*Data to examine*
◆ ◆ ◆ ◆ ◆
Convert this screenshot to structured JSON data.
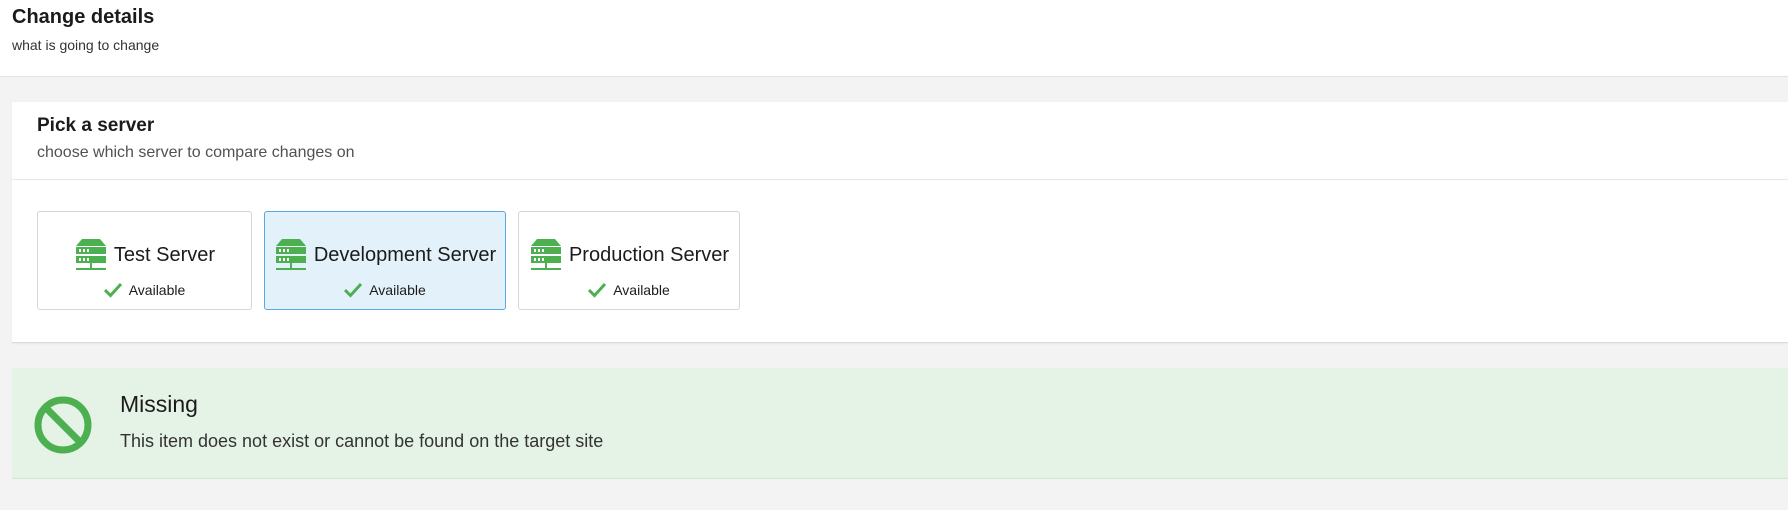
{
  "header": {
    "title": "Change details",
    "subtitle": "what is going to change"
  },
  "server_picker": {
    "title": "Pick a server",
    "subtitle": "choose which server to compare changes on",
    "servers": [
      {
        "name": "Test Server",
        "status": "Available",
        "selected": false,
        "icon": "server-icon",
        "status_icon": "check-icon"
      },
      {
        "name": "Development Server",
        "status": "Available",
        "selected": true,
        "icon": "server-icon",
        "status_icon": "check-icon"
      },
      {
        "name": "Production Server",
        "status": "Available",
        "selected": false,
        "icon": "server-icon",
        "status_icon": "check-icon"
      }
    ]
  },
  "result": {
    "icon": "no-entry-icon",
    "title": "Missing",
    "message": "This item does not exist or cannot be found on the target site"
  },
  "colors": {
    "accent_green": "#4caf50",
    "selected_background": "#e3f1fb",
    "selected_border": "#5ba7df",
    "banner_background": "#e5f2e6"
  }
}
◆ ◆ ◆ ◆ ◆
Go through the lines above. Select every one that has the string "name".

*Written solution*
        "name": "Test Server",
        "name": "Development Server",
        "name": "Production Server",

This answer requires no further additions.